New Super Mario Bros.
Platform: Nintendo DS
Rating: E (Everyone)
Mario is an institution: the first home system for many gamers was an NES, and of course our plucky plumber’s game came packed in with the NES for a number of years. Before that, we were fans of his work with Donkey Kong when he was simply Jumpman. Since those humble beginnings he has been in games across every Nintendo platform, been a star in any number of sports games (while still retaining that big ol’ belly he’s known for) and never seems to get down—even though he can’t keep his girlfriend with him for more than a few minutes at a time before she’s stolen off into the night. Yup, Mario and gaming just seem to go together.

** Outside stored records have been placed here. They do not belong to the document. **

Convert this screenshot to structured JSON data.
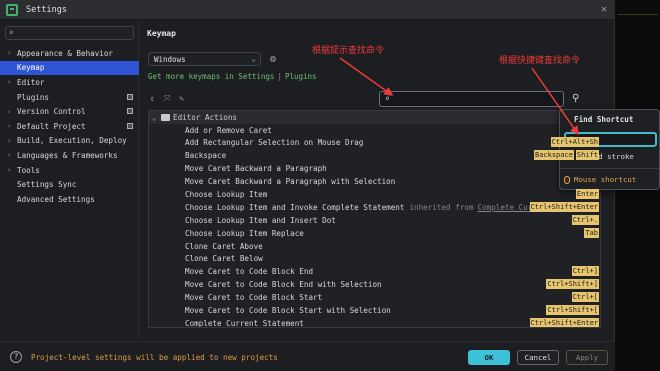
{
  "window": {
    "title": "Settings"
  },
  "sidebar": {
    "items": [
      {
        "label": "Appearance & Behavior",
        "chevron": true,
        "selected": false,
        "badge": false
      },
      {
        "label": "Keymap",
        "chevron": false,
        "selected": true,
        "badge": false
      },
      {
        "label": "Editor",
        "chevron": true,
        "selected": false,
        "badge": false
      },
      {
        "label": "Plugins",
        "chevron": false,
        "selected": false,
        "badge": true
      },
      {
        "label": "Version Control",
        "chevron": true,
        "selected": false,
        "badge": true
      },
      {
        "label": "Default Project",
        "chevron": true,
        "selected": false,
        "badge": true
      },
      {
        "label": "Build, Execution, Deploy",
        "chevron": true,
        "selected": false,
        "badge": false
      },
      {
        "label": "Languages & Frameworks",
        "chevron": true,
        "selected": false,
        "badge": false
      },
      {
        "label": "Tools",
        "chevron": true,
        "selected": false,
        "badge": false
      },
      {
        "label": "Settings Sync",
        "chevron": false,
        "selected": false,
        "badge": false
      },
      {
        "label": "Advanced Settings",
        "chevron": false,
        "selected": false,
        "badge": false
      }
    ]
  },
  "content": {
    "title": "Keymap",
    "keymap_select": "Windows",
    "plugins_link_left": "Get more keymaps in Settings",
    "plugins_link_pipe": "|",
    "plugins_link_right": "Plugins"
  },
  "tree": {
    "group": "Editor Actions",
    "rows": [
      {
        "name": "Add or Remove Caret",
        "inherited": "",
        "inherited_link": "",
        "keys": []
      },
      {
        "name": "Add Rectangular Selection on Mouse Drag",
        "inherited": "",
        "inherited_link": "",
        "keys": [
          "Ctrl+Alt+Sh"
        ]
      },
      {
        "name": "Backspace",
        "inherited": "",
        "inherited_link": "",
        "keys": [
          "Backspace",
          "Shift"
        ]
      },
      {
        "name": "Move Caret Backward a Paragraph",
        "inherited": "",
        "inherited_link": "",
        "keys": []
      },
      {
        "name": "Move Caret Backward a Paragraph with Selection",
        "inherited": "",
        "inherited_link": "",
        "keys": []
      },
      {
        "name": "Choose Lookup Item",
        "inherited": "",
        "inherited_link": "",
        "keys": [
          "Enter"
        ]
      },
      {
        "name": "Choose Lookup Item and Invoke Complete Statement",
        "inherited": "inherited from",
        "inherited_link": "Complete Curre",
        "keys": [
          "Ctrl+Shift+Enter"
        ]
      },
      {
        "name": "Choose Lookup Item and Insert Dot",
        "inherited": "",
        "inherited_link": "",
        "keys": [
          "Ctrl+."
        ]
      },
      {
        "name": "Choose Lookup Item Replace",
        "inherited": "",
        "inherited_link": "",
        "keys": [
          "Tab"
        ]
      },
      {
        "name": "Clone Caret Above",
        "inherited": "",
        "inherited_link": "",
        "keys": []
      },
      {
        "name": "Clone Caret Below",
        "inherited": "",
        "inherited_link": "",
        "keys": []
      },
      {
        "name": "Move Caret to Code Block End",
        "inherited": "",
        "inherited_link": "",
        "keys": [
          "Ctrl+]"
        ]
      },
      {
        "name": "Move Caret to Code Block End with Selection",
        "inherited": "",
        "inherited_link": "",
        "keys": [
          "Ctrl+Shift+]"
        ]
      },
      {
        "name": "Move Caret to Code Block Start",
        "inherited": "",
        "inherited_link": "",
        "keys": [
          "Ctrl+["
        ]
      },
      {
        "name": "Move Caret to Code Block Start with Selection",
        "inherited": "",
        "inherited_link": "",
        "keys": [
          "Ctrl+Shift+["
        ]
      },
      {
        "name": "Complete Current Statement",
        "inherited": "",
        "inherited_link": "",
        "keys": [
          "Ctrl+Shift+Enter"
        ]
      }
    ]
  },
  "popup": {
    "title": "Find Shortcut",
    "checkbox_label": "Second stroke",
    "mouse_label": "Mouse shortcut"
  },
  "annotations": {
    "search_by_name": "根据提示查找命令",
    "search_by_shortcut": "根据快捷键查找命令",
    "color": "#f03b3b"
  },
  "footer": {
    "help": "?",
    "message": "Project-level settings will be applied to new projects",
    "ok": "OK",
    "cancel": "Cancel",
    "apply": "Apply"
  },
  "icons": {
    "search": "search-icon",
    "gear": "gear-icon",
    "expand_all": "expand-all-icon",
    "collapse_all": "collapse-all-icon",
    "edit": "edit-icon",
    "find_shortcut": "find-shortcut-icon",
    "mouse": "mouse-icon"
  },
  "colors": {
    "accent": "#2f55d4",
    "ok_button": "#3cc1d6",
    "shortcut_key": "#e7c56e",
    "link": "#6fc06f",
    "warning_text": "#e09a44"
  }
}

Although we’ve seen him usher in the 3D-era in Mario 64 and give us some headaches in Mario Sunshine, a lot of people have been wondering if we’d ever see Mario go back to his 2D roots. Sure it’s fun when he golfs, and as a tennis star he can throw down some heat, but at the end of the day we really just need him to run from the left to the right and jump onto some goomba-skulls. That’s what he’s there for. That’s what he does. If you’re into how the kids are talking these days you might even say that’s how he rolls.
It’s been a long time since Super Mario World, his last straight-up 2D adventure. We’ve seen all his old exploits resold to us on the GBA, but it’s about time for the classic game play to get a new look. A lot of people were hoping for a new Mario game as a launch title for the Nintendo DS, but we had to make do with a slightly updated version of Mario 64. Not bad for a new system, but certainly not the new Mario game we were all hoping for. Nintendo first showed some of what would become the New Mario Bros. as a tech-demo for the DS. It was way to prove they were going back to their roots.
Finally, after being teased by magazine scans, YouTube videos, and ultimately a demo at E3, the real deal has been released. Nintendo has the chance to give us another classic: Mario Brothers 3 and Super Mario World are both considered classics in 2D game design and introduced the Tanooki Suit, Yoshi, and the everlovin’ SHOE for the love of Miyamoto. What new things can we expect from the DS Mario title?
This koopa will never see it coming
All images courtesy of Nintendo
While it appeared that the game was only minutes long, it turned out that the Princess was in another castle. I’m very sorry for the spoiler, but I thought you deserved to know that the first castle wasn’t the last one.
Well, I’m off to save the Princess. How dare they keep moving her on me! I grew up on Mario and I still get chills thinking about the first time I saw the Mario 3 commercial with the Mario face on the world. Mario’s been around for 25 years—does he still have it in him to deliver a good 2D experience?
Let’s flip open our DS Lite (you did import one, right?) and find out.
Ron Jeremy is the real Mario
Don’t come into this game expecting a great story. The setup is simply this: Mario and the Princess are having a leisurely stroll, the castle gets bombed, Mario investigates, and Bowser Jr. grabs the Princess. Damn that boy! Well, we owned his ass in Mario Sunshine. I’m pretty sure we can do it again. That’s pretty much the entire story.
There’s an overworld map that’s very much like what we’ve grown used to in Mario 3 and Super Mario World. There are eight worlds in total, and moving around six of them is easy. It’s simply a linear progression. Two of the worlds will require some digging to get to, but it’s pretty easy to figure out. You’ll also very quickly find warps to the later areas in the game, meaning you won’t have to fight through the six main worlds to beat the game.
The first thing you’ll have to realize is you can beat this game quickly. I mean QUICKLY. If you have a free afternoon, you can rush through and see the end. You’ll see so little of the game it would be criminal. Once you realize that you can unlock new worlds and new levels by grabbing the three big coins in each level and then finding new paths by picking out the secret exits from the levels, you’ll start to see how deep the game actually is. You may be able to find the Princess in an afternoon, but it’ll take you much longer to see everything the game has to offer.
A clever player can hijack that cloud…
This is a dream for the player who simply can’t rest until they’ve found every power-up, every hidden path, and every coin. There are enough secrets that you will spend a lot of time playing through each level before you see everything that level has to offer. While a lot of reports are saying this game is short, I think that’s missing the point. The replay value and number of secrets this game holds is very impressive.
While I’m glad Nintendo decided to bring this game to the DS to take advantage of the system’s upgraded graphics capabilities, the touch-screen is mostly wasted. You’ll use it in the mini-games and to select your backup items but that’s it. You’re given a map that shows you how far along you are in the level, but knowing how close we are to the end really isn’t helpful information. I’m not sure what they could have done with the bottom screen, but that’s Nintendo’s job to figure out, not mine. As it stands, they wasted the opportunity to give us more information or just something amusing to look at.